Applicants need not be registered charities, but they must be prepared to demonstrate that:
(i) their assets are devoted to social benefit
(ii) helping people in need is a principal outcome of their product or services and
(iii) they are under stress caused by COVID-19
Eligibility filters ensure that proceeds will be used to support trading in the UK, and to exclude certain entities (such as state-funded schools and further education organisations) and use of proceeds (most refinancing). An applicant’s turnover must be between £400K and £45 million.
Loans will be in the range of £100K-£1.5 million with a term of between 1 and 5 years, and if it is clear that a loan will be useless unless accompanied by a grant, up to 40% of the requested loan can be extended as a grant.
All loans over £250K will be secured, and SIB emphasises that it will seek to recover its loan in the event of default.

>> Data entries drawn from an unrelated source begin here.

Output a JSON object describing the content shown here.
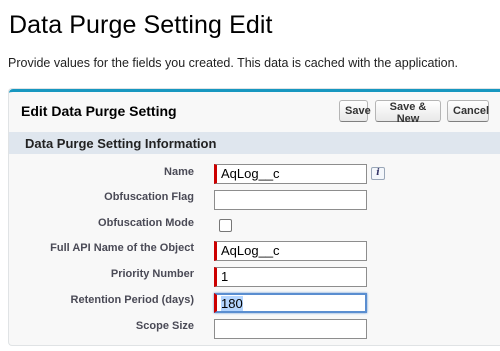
{
  "page": {
    "title": "Data Purge Setting Edit",
    "description": "Provide values for the fields you created. This data is cached with the application."
  },
  "panel": {
    "title": "Edit Data Purge Setting",
    "buttons": {
      "save": "Save",
      "save_new": "Save & New",
      "cancel": "Cancel"
    },
    "section_title": "Data Purge Setting Information"
  },
  "fields": {
    "name": {
      "label": "Name",
      "value": "AqLog__c"
    },
    "obfuscation_flag": {
      "label": "Obfuscation Flag",
      "value": ""
    },
    "obfuscation_mode": {
      "label": "Obfuscation Mode",
      "checked": false
    },
    "full_api_name": {
      "label": "Full API Name of the Object",
      "value": "AqLog__c"
    },
    "priority_number": {
      "label": "Priority Number",
      "value": "1"
    },
    "retention_period": {
      "label": "Retention Period (days)",
      "value": "180"
    },
    "scope_size": {
      "label": "Scope Size",
      "value": ""
    }
  },
  "icons": {
    "info": "info-icon"
  },
  "colors": {
    "accent": "#1797c0",
    "required": "#cc0000",
    "section_bg": "#dfe6ee"
  }
}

A loan under RRLF compares well to a loan from a commercial bank because of:
(i) the promised speed of funding (within three weeks' of application)
(ii) there is no arrangement fee
(iii) there is no interest charged or principal repayment during the first year
(iv) the credit evaluation is likely to be more lenient
Yet many charities under stress will prefer to obtain non-repayable funding if possible, and RRLF applications to date clearly have not exhausted the pot.
Any charity interested in applying for an RRLF loan will benefit from a lawyer’s help in completing the lengthy application form and questionnaire and in negotiating the terms of the loan and security agreements.
Our experienced team of charity and commercial lawyers can assist efficiently and at reasonable cost.